What is needed ::
Each line in the listing below that holds "Jumlah" should be counted; reply with that number only.

Data for review ::
▬▬▬▬▬▬

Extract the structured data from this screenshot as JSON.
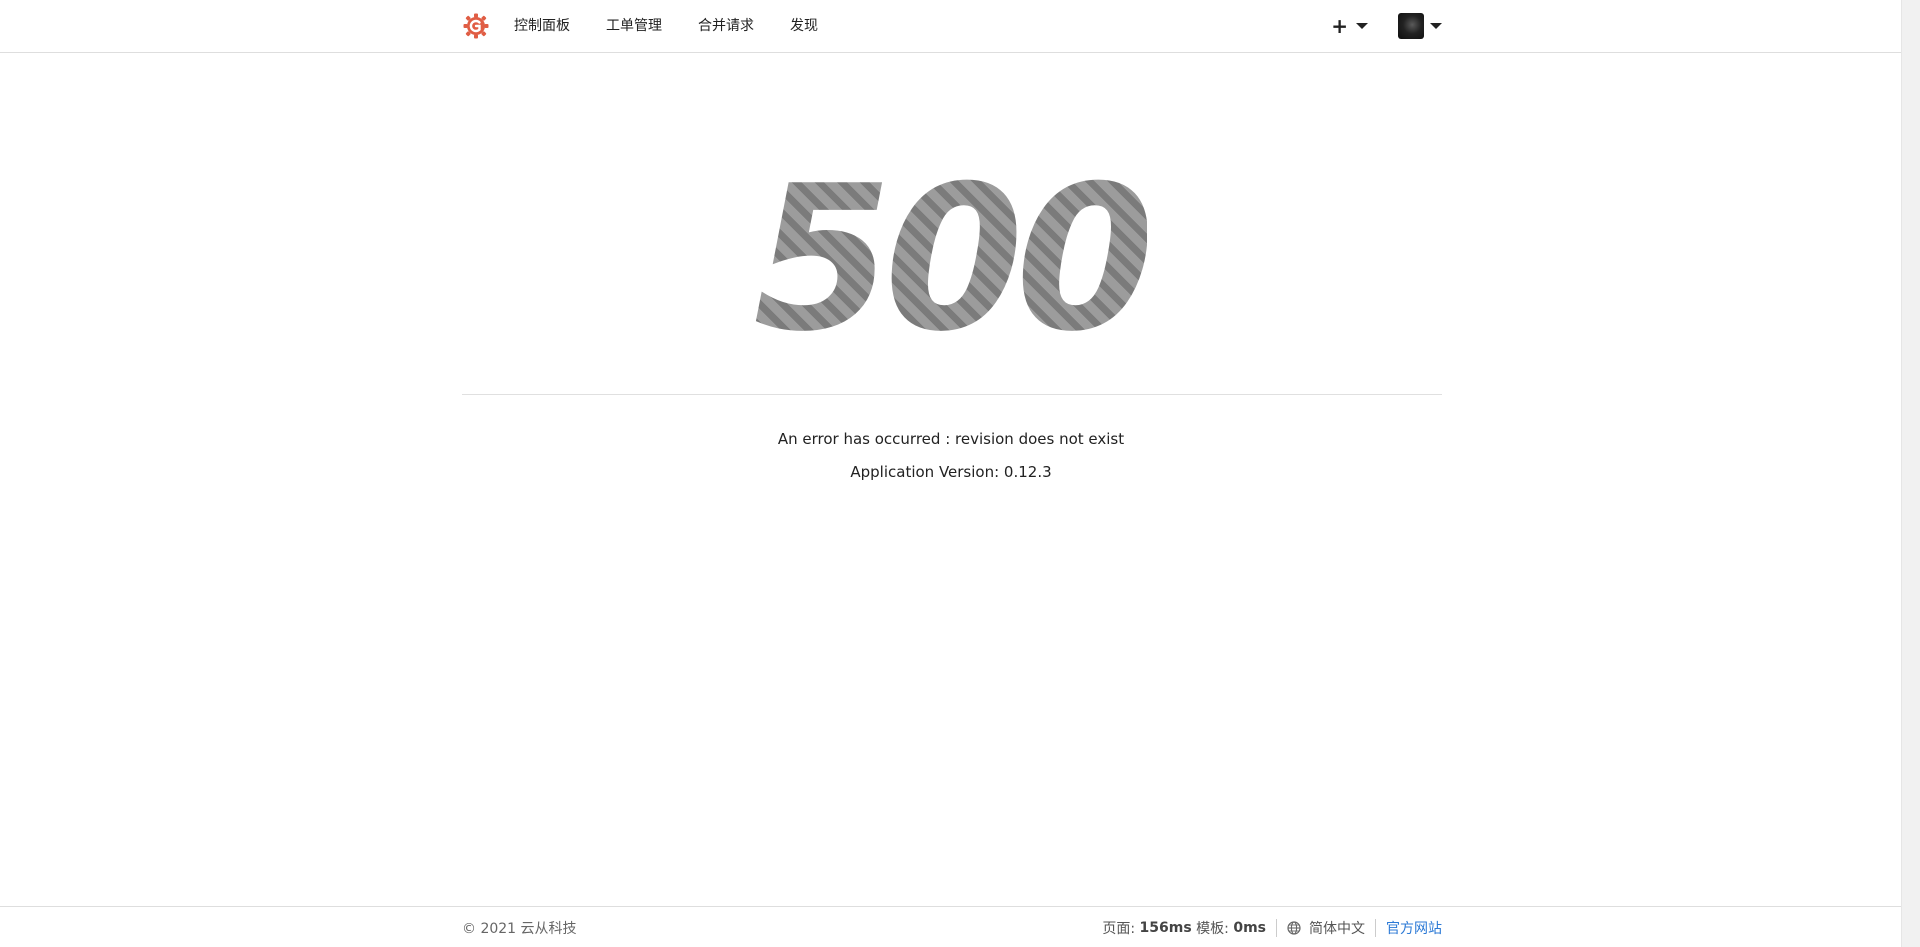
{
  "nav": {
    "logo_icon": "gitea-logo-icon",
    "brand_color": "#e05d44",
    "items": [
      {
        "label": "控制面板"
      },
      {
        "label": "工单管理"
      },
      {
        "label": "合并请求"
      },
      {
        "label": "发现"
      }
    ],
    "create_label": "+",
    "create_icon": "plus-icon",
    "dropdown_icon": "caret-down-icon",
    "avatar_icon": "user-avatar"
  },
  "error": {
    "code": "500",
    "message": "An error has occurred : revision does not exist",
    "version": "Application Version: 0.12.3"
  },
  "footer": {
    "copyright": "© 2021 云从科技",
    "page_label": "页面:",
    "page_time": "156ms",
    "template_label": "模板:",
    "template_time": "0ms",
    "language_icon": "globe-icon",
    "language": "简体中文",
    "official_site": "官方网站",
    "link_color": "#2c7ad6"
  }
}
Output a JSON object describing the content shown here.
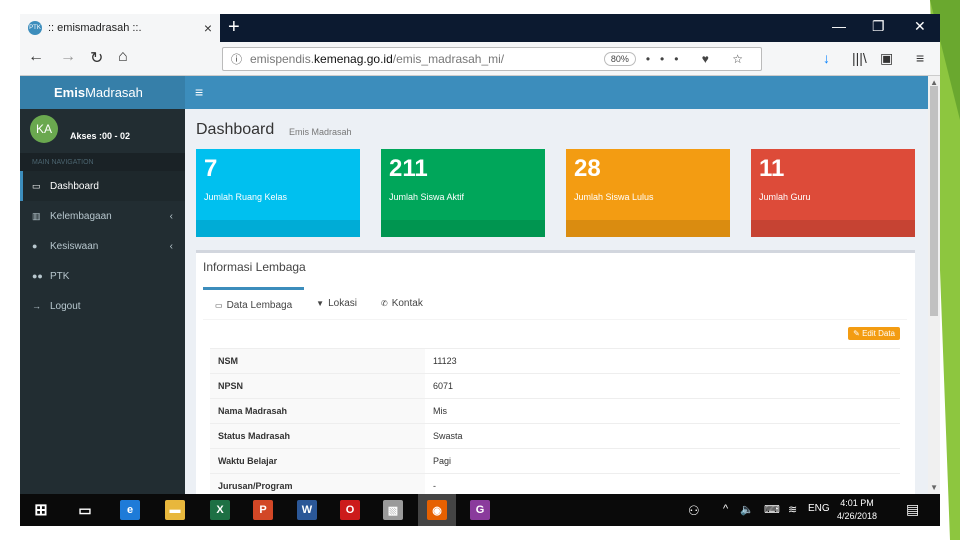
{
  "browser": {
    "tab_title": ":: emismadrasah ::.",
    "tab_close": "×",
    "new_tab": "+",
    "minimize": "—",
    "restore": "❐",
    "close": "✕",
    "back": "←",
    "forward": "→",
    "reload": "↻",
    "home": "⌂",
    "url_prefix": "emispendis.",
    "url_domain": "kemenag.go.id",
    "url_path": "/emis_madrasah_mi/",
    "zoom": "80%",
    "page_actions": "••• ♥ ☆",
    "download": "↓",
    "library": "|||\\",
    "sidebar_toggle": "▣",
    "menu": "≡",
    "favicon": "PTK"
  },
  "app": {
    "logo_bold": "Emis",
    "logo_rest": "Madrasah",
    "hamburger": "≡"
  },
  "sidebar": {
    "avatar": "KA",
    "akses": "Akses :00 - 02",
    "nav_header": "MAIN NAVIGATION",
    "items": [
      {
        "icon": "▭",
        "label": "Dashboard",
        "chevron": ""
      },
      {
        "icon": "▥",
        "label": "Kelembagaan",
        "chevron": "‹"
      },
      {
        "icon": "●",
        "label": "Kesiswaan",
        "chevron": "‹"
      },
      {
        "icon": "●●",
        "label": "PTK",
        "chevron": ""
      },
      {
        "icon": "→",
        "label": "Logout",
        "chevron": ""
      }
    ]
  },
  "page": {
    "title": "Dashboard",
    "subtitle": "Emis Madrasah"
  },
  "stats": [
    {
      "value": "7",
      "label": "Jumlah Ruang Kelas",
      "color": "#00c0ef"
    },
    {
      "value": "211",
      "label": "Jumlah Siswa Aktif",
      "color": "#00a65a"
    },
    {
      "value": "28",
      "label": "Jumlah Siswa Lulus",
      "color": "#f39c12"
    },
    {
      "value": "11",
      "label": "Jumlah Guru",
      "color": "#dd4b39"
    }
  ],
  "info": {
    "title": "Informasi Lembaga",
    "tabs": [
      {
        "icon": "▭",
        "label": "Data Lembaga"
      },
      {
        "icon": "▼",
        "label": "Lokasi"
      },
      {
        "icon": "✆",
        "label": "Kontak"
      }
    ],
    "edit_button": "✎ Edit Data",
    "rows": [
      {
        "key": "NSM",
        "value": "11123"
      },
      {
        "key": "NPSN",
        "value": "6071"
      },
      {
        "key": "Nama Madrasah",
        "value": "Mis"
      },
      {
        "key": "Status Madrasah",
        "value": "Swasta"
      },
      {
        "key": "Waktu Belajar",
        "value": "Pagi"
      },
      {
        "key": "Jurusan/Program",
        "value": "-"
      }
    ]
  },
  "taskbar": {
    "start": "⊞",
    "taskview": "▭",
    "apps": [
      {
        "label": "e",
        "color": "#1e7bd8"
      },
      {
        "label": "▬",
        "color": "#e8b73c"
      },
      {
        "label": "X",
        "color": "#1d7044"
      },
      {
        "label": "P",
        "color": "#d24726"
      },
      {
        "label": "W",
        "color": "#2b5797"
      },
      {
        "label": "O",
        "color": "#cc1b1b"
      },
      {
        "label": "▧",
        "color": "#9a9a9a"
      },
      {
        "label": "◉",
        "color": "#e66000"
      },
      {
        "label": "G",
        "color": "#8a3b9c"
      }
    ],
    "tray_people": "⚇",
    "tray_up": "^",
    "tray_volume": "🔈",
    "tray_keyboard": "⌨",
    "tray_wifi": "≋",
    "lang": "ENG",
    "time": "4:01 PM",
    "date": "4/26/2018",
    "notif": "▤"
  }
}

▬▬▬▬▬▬

Result of this exercise ::
4